Humane Society Legislative Fund (HSLF), an affiliate of The Humane Society of the United States, is a social welfare organization incorporated under section 501(c)(4) of the Internal Revenue Code. HSLF works to pass animal protection laws at the state and federal level, to educate the public about animal protection issues, and to support humane candidates for office.
Why and when was the HSLF created?
HSLF was formed in 2004 by The Humane Society of the United States and The Fund for Animals, two of the nation’s leading animal protection organizations. In 2006, the Doris Day Animal League joined forces with HSLF. As the new lobbying arm of three organizations that have long recognized the need for public policy changes for animals, HSLF can increase our public policy work, build an army of trained political activists, and compete with other groups that have long been operating at a different level. We may not be able to match our opponents dollar for dollar, but we will be more aggressive and more effective. That means more lobbyists at the state and federal levels, more ballot initiatives, and more victories for animals.
What's the difference between lobbying and electioneering?
Lobbying is persuading elected officials to support a specific position on legislation. Supporting or opposing ballot measures is also considered lobbying, because the people have an opportunity to approve or reject legislative proposals. Electioneering involves supporting or opposing a specific candidate for elected office. While legislation and education are the primary purposes of a social welfare organization such as HSLF, the organization can also engage in a limited amount of election work by supporting and opposing candidates.
Are donations to the HSLF tax deductible?
No. Contributions or gifts to HSLF are not tax deductible. Your donation may be used for lobbying to pass laws to protect animals, as well as for political purposes, such as supporting or opposing candidates. HSLF does not accept contributions from business corporations or labor organizations. If you would like to make an online donation, please click here.
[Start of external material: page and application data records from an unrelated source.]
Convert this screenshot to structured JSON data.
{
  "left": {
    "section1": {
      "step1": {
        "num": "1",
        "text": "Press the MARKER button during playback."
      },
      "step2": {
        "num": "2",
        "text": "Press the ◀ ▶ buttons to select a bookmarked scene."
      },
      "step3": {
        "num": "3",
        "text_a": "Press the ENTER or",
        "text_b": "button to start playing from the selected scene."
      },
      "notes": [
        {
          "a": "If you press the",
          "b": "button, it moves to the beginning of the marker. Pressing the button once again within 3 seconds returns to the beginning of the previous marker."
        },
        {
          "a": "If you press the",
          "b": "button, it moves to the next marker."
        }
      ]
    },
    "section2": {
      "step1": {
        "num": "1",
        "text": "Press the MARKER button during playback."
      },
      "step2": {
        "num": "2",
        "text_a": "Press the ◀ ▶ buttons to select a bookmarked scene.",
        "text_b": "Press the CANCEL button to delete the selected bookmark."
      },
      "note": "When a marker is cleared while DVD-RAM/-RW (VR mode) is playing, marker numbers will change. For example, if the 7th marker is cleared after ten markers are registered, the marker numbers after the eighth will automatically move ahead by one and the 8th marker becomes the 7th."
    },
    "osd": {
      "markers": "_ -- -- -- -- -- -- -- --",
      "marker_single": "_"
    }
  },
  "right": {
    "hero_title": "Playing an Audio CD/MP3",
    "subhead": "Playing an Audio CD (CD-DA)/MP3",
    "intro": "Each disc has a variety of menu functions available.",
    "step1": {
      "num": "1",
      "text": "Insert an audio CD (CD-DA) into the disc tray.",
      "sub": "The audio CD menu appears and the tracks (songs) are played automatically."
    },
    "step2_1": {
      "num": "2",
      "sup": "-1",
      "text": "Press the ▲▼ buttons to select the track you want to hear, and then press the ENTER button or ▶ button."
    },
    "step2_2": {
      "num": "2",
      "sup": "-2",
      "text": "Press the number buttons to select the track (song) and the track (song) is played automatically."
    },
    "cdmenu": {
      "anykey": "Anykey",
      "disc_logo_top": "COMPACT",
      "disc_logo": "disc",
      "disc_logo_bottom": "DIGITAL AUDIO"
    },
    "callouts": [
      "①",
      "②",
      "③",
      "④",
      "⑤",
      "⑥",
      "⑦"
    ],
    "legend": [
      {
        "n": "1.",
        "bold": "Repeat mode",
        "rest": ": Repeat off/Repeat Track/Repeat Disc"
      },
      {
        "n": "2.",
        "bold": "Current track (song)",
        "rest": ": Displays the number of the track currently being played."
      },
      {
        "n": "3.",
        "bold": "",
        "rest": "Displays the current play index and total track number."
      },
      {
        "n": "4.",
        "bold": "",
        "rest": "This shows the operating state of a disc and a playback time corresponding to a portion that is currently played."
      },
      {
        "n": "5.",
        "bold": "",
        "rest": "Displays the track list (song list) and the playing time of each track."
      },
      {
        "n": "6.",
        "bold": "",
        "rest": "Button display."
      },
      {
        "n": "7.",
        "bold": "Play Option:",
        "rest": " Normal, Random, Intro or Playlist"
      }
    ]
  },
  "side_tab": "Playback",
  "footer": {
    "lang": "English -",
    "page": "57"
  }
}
How does the HSLF decide which candidates to support?
HSLF uses a variety of tools to assess both incumbents and challengers. For candidates with a track record on animal protection issues, we use the HSLF Humane Scorecard and we assess their leadership on animal protection issues. For challengers, we ask them to fill out questionnaires or otherwise query the candidates on their positions, we assess any existing record on animal issues through previous elective offices such as in a state legislature, and we examine their chances for winning the seat. We also rely on our supporters to inform us of individuals running for office who are supportive of animal issues.
Does HSLF consider other social issues, such as education, abortion, civil rights, defense spending, etc.?
No. HSLF is completely non-partisan, and supports Democrats, Republicans, and Independents based on a single criterion: animal protection. HSLF has a single focus, and does not evaluate candidates based on the many other issues that come before legislative bodies. If we were to consider other issues, no matter how important, it would be difficult to find a candidate to support. HSLF believes that animal protection voters must be an identifiable voting block in order to gain greater respect and attention from candidates. When we can influence the outcome of elections, more candidates will embrace our agenda.
What does HSLF do when a candidate is excellent in some areas of animal protection but not in others?
Sometimes we have to make a difficult decision, such as endorsing a candidate who is a great friend of wild animals but not necessarily as helpful with companion animals, or vice versa. Other times, we may choose to support an elected official who is the chairman of an important committee, who could take the lead on passing important pro-animal bills, even if the official does not support our entire agenda. In short, we don’t require 100% orthodoxy to our issues; we take into consideration the candidate’s district, how the candidate compares to his or her opponent in a race, and other information. An endorsement is always a judgment between candidates who are running for the same seat.
What is the Humane Action Network?
You can join our online network of animal advocates for free. Learn about the hot issues in animal protection and how you can take action. As a benefit of joining our Humane Action Network, you'll get timely news and alerts to help you help animals. Visit our homepage to sign up.
How do I find my elected officials?
To find your elected officials, please visit the Web site of the Humane Society of the United States here.
How can I learn how my elected officials voted on animal protection issues?
You can download and view the most recent Humane Scorecard here.
Where do I find financial information about the Humane Society Legislative Fund?
You can download our IRS Form 990 here.